Mario Sughi always carries a camera with him, an instrument through which he observes the reality that surrounds him and documents the scenes of daily life that most capture his curiosity. The faces, places and situations immortalized in these shots constitute a rich archive from which the artist draws the subjects of his works and which bring to mind the sensations generated in him by a given moment. At the centre of this collection of images are ordinary people, crossed at the corner of a street, on a promenade or in a museum, people who talk, walk, love and absentmindedly inhabit shared spaces. These casual encounters generally attract the artist's attention for a detail: a look or a gesture, simple ideas around which he can then shape a more complex scene.
Thanks to these visual notes, once back in his studio, Sughi manages to restore, through the precision of the drawing and the combination of flat colours, the fleetingness of that moment.

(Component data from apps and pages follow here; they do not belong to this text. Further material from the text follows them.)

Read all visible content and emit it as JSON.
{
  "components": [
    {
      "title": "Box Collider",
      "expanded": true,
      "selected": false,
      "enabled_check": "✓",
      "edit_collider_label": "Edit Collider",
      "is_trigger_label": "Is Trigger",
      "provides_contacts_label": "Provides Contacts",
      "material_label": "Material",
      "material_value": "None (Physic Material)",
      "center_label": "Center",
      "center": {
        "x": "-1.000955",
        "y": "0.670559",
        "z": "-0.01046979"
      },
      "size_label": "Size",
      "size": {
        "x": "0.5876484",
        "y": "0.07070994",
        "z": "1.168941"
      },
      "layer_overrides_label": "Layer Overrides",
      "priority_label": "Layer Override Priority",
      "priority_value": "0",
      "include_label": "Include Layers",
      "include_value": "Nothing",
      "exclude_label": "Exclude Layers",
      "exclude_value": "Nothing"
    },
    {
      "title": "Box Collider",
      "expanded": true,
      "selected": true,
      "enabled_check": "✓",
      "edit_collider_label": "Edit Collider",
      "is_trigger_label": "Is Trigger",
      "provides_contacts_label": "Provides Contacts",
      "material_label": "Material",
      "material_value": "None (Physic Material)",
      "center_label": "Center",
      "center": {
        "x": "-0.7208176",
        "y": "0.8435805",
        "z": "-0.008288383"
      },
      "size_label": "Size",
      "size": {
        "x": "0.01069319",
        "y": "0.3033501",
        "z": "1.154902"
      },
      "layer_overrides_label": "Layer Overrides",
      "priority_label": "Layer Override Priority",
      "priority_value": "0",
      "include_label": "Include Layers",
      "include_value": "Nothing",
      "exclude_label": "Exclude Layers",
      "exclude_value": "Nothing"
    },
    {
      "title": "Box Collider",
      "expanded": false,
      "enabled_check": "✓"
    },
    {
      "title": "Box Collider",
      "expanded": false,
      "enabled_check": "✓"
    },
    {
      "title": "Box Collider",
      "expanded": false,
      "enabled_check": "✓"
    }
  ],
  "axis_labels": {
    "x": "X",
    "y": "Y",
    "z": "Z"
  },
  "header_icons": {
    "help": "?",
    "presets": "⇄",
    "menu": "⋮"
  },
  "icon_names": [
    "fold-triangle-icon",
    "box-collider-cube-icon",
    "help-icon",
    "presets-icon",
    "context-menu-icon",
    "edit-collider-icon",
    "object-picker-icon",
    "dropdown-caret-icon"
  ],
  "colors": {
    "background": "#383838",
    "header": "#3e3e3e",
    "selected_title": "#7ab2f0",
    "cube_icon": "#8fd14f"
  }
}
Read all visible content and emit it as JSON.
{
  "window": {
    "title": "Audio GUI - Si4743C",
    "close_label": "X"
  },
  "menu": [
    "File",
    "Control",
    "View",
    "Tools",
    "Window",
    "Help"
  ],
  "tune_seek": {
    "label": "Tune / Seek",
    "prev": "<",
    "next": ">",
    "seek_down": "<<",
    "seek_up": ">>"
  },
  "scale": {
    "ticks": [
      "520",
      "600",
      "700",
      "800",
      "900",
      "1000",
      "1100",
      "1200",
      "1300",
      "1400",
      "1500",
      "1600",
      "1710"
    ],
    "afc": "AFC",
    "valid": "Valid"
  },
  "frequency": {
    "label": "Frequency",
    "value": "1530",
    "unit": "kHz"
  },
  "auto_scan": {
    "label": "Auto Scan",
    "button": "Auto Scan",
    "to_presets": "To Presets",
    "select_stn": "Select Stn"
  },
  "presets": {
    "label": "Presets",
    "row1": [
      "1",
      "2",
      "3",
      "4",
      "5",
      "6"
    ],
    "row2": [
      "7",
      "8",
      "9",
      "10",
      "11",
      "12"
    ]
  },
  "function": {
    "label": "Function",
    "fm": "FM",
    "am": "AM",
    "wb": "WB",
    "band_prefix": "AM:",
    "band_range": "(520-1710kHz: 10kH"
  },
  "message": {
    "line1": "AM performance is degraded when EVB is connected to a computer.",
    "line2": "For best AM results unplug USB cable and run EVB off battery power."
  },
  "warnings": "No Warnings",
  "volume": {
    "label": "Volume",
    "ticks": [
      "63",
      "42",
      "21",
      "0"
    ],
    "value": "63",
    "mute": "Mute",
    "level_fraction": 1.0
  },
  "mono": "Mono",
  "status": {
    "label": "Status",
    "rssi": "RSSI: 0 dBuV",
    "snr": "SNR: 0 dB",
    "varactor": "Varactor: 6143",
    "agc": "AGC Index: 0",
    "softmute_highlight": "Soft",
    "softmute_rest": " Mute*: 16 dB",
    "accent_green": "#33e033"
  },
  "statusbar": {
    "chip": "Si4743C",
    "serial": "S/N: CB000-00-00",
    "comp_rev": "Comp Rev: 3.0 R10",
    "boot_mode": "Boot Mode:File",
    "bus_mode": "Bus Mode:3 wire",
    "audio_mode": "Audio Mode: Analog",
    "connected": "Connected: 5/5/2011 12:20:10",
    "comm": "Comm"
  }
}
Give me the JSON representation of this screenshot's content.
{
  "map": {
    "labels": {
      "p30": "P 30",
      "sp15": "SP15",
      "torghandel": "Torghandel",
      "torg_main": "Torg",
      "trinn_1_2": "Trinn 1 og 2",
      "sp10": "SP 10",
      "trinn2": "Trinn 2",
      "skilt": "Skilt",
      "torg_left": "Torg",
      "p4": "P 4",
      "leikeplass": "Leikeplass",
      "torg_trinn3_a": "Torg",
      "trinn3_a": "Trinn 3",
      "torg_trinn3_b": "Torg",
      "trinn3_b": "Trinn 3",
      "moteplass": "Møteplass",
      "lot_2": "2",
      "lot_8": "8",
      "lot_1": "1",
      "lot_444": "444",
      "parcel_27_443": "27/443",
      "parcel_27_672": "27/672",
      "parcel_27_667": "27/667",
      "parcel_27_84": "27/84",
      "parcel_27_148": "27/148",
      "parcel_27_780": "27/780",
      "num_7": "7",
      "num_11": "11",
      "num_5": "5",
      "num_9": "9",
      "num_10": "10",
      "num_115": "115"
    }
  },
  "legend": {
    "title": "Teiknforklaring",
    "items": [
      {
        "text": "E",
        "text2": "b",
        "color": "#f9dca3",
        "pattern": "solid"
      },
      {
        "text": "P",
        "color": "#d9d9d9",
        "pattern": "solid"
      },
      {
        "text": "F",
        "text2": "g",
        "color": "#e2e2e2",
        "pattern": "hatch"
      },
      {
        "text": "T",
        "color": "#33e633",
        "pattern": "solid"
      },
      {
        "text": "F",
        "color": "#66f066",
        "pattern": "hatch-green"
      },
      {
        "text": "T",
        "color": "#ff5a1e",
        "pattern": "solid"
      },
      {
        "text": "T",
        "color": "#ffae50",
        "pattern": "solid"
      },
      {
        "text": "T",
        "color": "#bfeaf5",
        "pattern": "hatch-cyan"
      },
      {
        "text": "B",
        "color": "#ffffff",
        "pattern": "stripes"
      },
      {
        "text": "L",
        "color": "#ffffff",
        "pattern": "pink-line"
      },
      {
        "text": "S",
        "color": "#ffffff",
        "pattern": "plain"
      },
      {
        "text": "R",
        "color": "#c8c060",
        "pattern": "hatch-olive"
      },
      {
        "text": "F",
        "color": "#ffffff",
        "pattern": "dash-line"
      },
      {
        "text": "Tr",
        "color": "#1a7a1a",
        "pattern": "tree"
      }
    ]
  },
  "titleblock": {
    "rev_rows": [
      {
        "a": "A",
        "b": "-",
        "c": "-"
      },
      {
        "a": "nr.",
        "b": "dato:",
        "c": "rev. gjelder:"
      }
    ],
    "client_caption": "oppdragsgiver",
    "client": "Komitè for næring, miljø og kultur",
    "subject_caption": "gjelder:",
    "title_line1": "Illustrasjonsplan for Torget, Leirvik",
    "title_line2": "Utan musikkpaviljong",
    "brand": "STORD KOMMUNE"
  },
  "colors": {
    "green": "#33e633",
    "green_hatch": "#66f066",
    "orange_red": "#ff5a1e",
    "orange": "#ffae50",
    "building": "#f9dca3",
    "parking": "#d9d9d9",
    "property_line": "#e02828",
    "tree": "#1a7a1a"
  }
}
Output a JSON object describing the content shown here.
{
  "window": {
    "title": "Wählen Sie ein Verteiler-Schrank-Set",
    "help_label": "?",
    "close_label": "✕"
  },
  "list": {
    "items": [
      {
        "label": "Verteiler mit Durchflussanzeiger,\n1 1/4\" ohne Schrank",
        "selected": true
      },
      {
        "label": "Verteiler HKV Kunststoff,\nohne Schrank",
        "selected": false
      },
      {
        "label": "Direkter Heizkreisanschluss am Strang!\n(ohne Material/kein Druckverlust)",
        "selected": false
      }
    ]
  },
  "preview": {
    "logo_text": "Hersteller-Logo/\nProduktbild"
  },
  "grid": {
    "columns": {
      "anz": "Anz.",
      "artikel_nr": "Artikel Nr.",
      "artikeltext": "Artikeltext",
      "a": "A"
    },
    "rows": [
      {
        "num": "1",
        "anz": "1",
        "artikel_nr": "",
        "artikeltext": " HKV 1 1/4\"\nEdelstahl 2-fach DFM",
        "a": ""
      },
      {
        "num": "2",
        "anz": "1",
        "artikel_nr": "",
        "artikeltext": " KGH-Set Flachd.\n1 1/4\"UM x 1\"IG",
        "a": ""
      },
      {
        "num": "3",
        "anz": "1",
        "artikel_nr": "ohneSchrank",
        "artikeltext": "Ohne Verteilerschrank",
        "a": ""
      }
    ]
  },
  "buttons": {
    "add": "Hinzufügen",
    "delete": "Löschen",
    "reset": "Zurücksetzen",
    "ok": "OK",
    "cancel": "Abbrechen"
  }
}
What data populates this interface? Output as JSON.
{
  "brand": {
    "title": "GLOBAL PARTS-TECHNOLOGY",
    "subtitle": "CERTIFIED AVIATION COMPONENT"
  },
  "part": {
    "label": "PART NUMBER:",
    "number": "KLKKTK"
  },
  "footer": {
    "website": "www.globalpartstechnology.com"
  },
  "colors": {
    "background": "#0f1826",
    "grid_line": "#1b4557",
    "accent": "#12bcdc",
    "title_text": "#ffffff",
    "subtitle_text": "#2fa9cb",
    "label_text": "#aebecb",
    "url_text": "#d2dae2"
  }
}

The choice of tones, which most of the time are saturated and bright, and with a cool and diffused light, help to define an atmosphere, to evoke a sensation. In this exercise of representation, Sughi's line, even when it takes on a certain crudeness or a certain aesthetic satisfaction, never lets a judgment, an involvement, leak out. The relationship between the artist and his subject is also partly defined by the chosen technique, digital painting, in which the work acquires its physical dimension after its creation, thanks to a printing process.
This distance visibly fades as Sughi finds himself portraying someone he knows. His gaze focuses on features and the search for a revealing expression, overshadowing the context, even when it is minutely described or evoked by a significant element. The intensity of these portraits, which in some cases stand out simply on monochrome backgrounds, is given by Sughi's ability to faithfully describe a face using a few strokes, as if proceeding by subtraction would help him to get closer to the essence of his subject and to sharpen the intimacy of the scene. This research of synthesis and depth reveals one of the distinctive features of the artist's work, namely his interest and his wonder for human nature and its inexhaustible diversity.